corona (solar radius). However, coronal seismology in EUV lines fails for higher altitudes because of rapid decrease in line intensity. aim to use radio observations to estimate the plasma parameters of the outer solar corona (> R0). stationary state out of local equilibrium, the “apparent temperature” that would be deduced from the ratio of the number density of two successive ions being lower than the electron temperature. Therefore, the interpretation of the eclipse and UV observations of the lower solar corona has to be reconsidered owing to the non-LTE state of a. By using such an external data set, an independent validation of the previous results is possible. The models of the electron density derived by these two approaches agree well: the electron density at the Sun’s surface is calculated as (1. 24 ± 0. 42) × 10 12 m −3 (VLBI only) and (1. 31 ± 0. 51) × 10 12 m −3 (VLBI + GIM). The results. Satellite observations consistently provide evidence for the existence of power law tails on solar wind electron velocity distributions. Since solar wind electrons at 1 AU experience few Coulomb collisions en route to or from the solar corona, these observations suggest the existence of power law tails on coronal electron velocity distributions.
Even those early observations hinted at something very strange about the corona. The temperature in the corona is a blistering million or so degrees Celsius. But the temperature at the sun’s surface — the source of that energy — is a relatively balmy 5, degrees. “It’s just weird,” says Winebarger. The small-scale electron density irregularities in the ionosphere have a significant impact on the interruptions of Global Navigation Satellite System (GNSS) navigation and the accuracy of GNSS positioning techniques. The sporadic ionospheric E (Es) layer significantly contributes to the transient interruptions of signals (loss of lock) for GNSS tracking loops. These effects on the GNSS radio. Recent in situ observations of the solar wind show that charge states (e.g., the O7 +/O6 + and C6 +/C5 + abundance ratios) and α-particle composition evolved through the extended, deep solar minimum between solar cycles 23 and 24 (i.e., from to ). Prior investigations have found that both particle flux and magnetic field strength gradually decreased over this period of time. The K-coronal spectra derived from these spectra can be used to derive the coronal electron temperature and its flow speed.

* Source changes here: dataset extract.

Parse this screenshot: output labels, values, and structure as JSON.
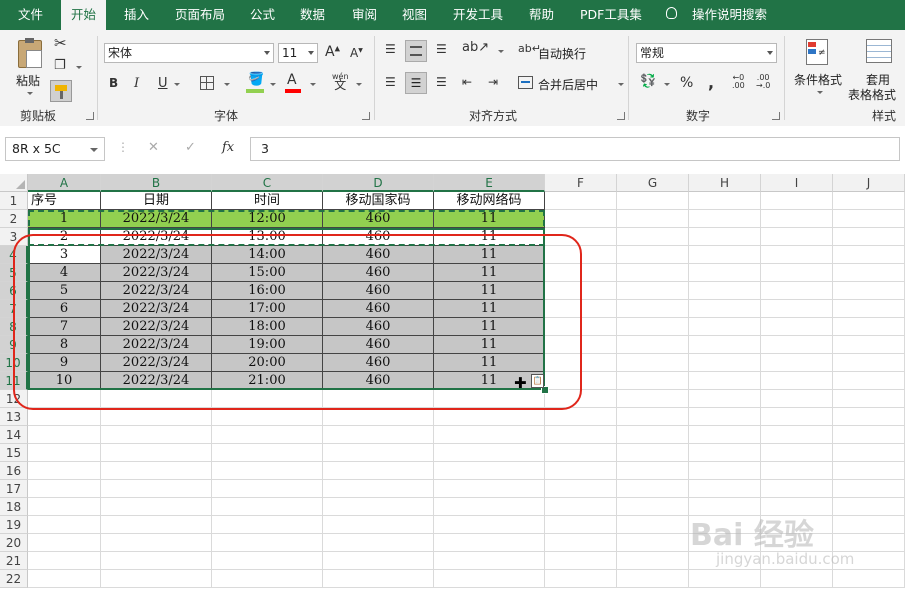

In the other instrument, ISCORE for Imaging Spectroscopy of Coronal Electrons, images of the corona were produced through four filters centered at four wavelength positions in the visible region each with a bandpass of